Duffields Depot is a 177 years old but it was only active from 1839 until 1883. The B&O railroad paid a landowner, a man named Duffield, $2500 as compensation for the portion of his land used for the railroad’s double-track right-of-way. With the money, Duffield constructed the extant stone-and-wood structure, which served as both a house for the B&O station master and as a storage depot for incoming and outgoing goods and commodities.
During the Civil War, the B&O was an essential lifeline of communication and shipment for the Union Army, for Washington, DC, and for the northern states in general. On October 14, 1864 the infamous “Greenback Raid” led by Colonel John Singleton Mosby’s (Mosby’s Raiders) 43rd Virginia Battalion took place nearby.
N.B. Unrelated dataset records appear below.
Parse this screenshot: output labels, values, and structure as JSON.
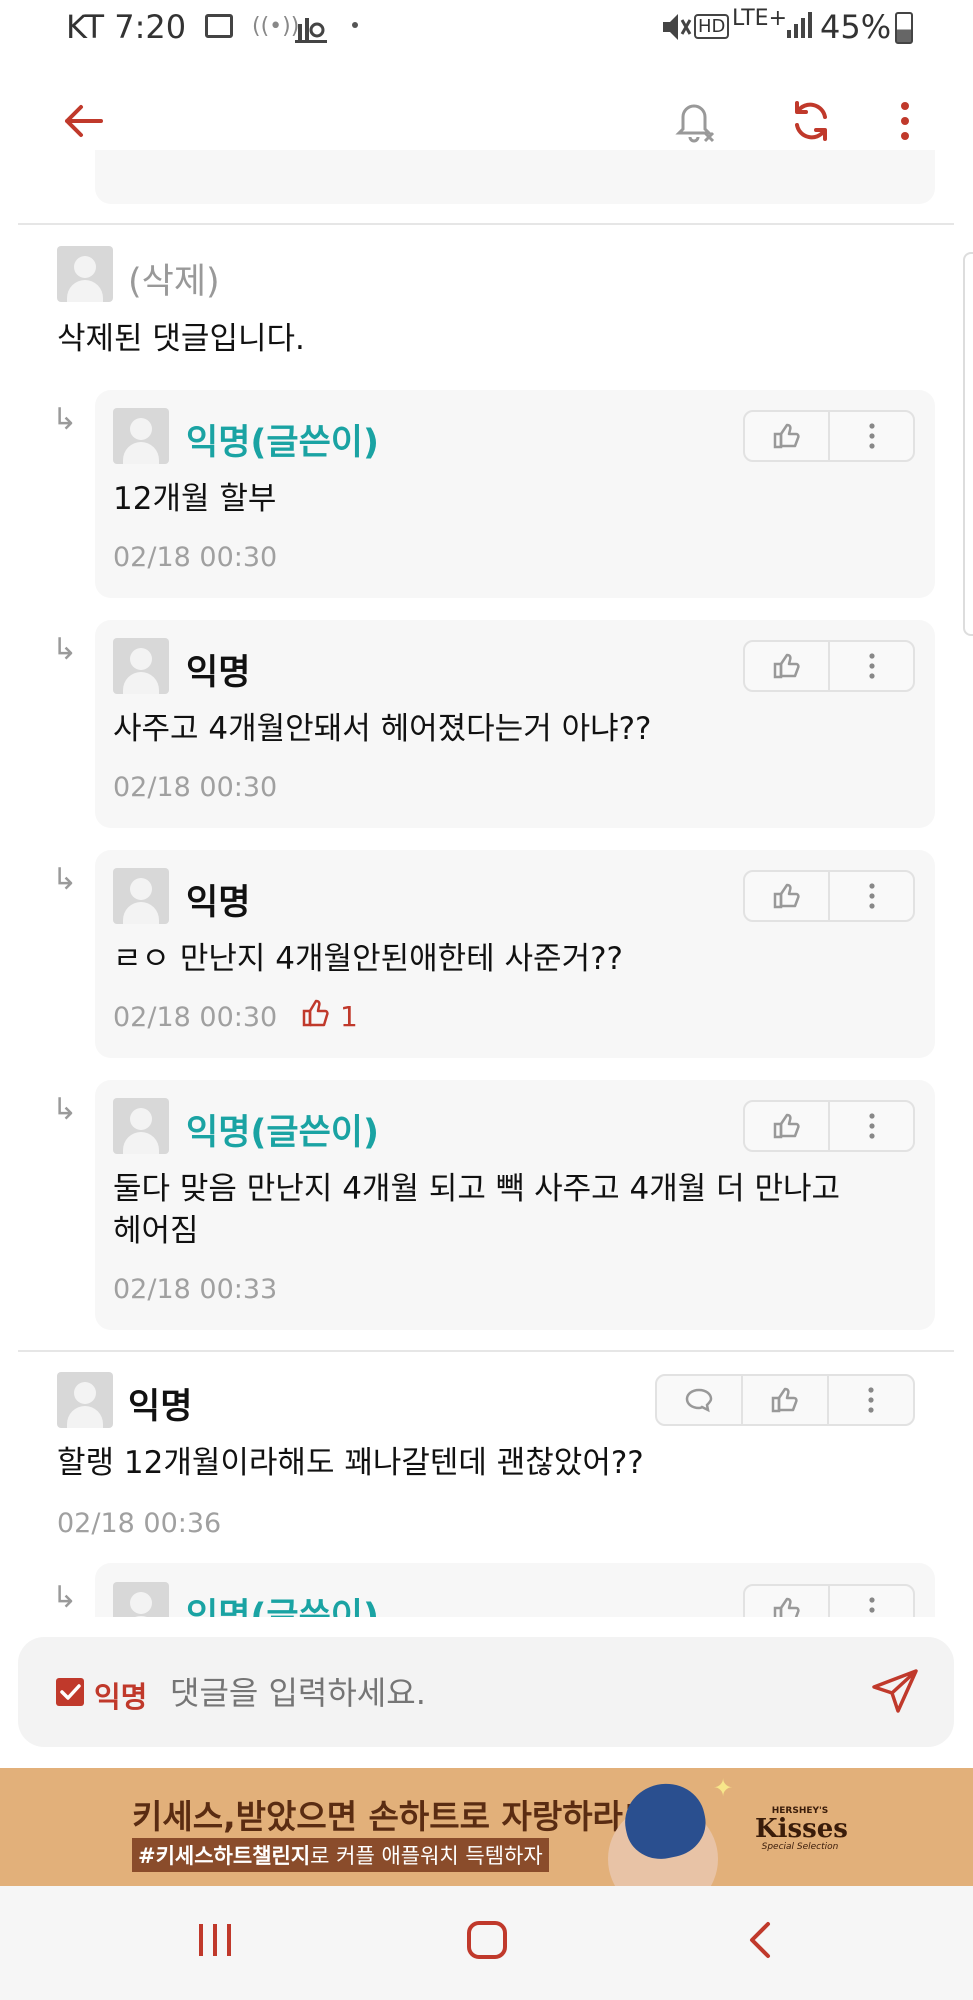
{
  "status_bar": {
    "carrier_time": "KT 7:20",
    "network": "LTE+",
    "battery": "45%"
  },
  "colors": {
    "accent": "#c0392b",
    "author": "#1aa3a3",
    "ad_bg": "#e2b07a"
  },
  "toolbar": {
    "back_icon": "arrow-left-icon",
    "notify_icon": "bell-off-icon",
    "refresh_icon": "refresh-icon",
    "more_icon": "more-vertical-icon"
  },
  "comments": [
    {
      "name": "(삭제)",
      "text": "삭제된 댓글입니다.",
      "replies": [
        {
          "name": "익명(글쓴이)",
          "text": "12개월 할부",
          "time": "02/18 00:30"
        },
        {
          "name": "익명",
          "text": "사주고 4개월안돼서 헤어졌다는거 아냐??",
          "time": "02/18 00:30"
        },
        {
          "name": "익명",
          "text": "ㄹㅇ 만난지 4개월안된애한테 사준거??",
          "time": "02/18 00:30",
          "likes": "1"
        },
        {
          "name": "익명(글쓴이)",
          "text_line1": "둘다 맞음 만난지 4개월 되고 빽 사주고 4개월 더 만나고",
          "text_line2": "헤어짐",
          "time": "02/18 00:33"
        }
      ]
    },
    {
      "name": "익명",
      "text": "할랭 12개월이라해도 꽤나갈텐데 괜찮았어??",
      "time": "02/18 00:36",
      "replies": [
        {
          "name": "익명(글쓴이)"
        }
      ]
    }
  ],
  "input": {
    "anon_label": "익명",
    "placeholder": "댓글을 입력하세요."
  },
  "ad": {
    "headline": "키세스,받았으면 손하트로 자랑하라!",
    "hashtag": "#키세스하트챌린지",
    "subline": "로 커플 애플워치 득템하자",
    "brand_top": "HERSHEY'S",
    "brand": "Kisses",
    "brand_sub": "Special Selection"
  }
}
The Confederate raiders cut the B&O tracks just west of the Depot and when the train derailed they took 20 prisoners and 15 horses. Among the prisoners were two paymasters with over $150,000 in government funds. Four months earlier, on June 29, Mosby attacked the actual depot and took fifty prisoners, including two lieutenants, before being forced to retreat by federal troops.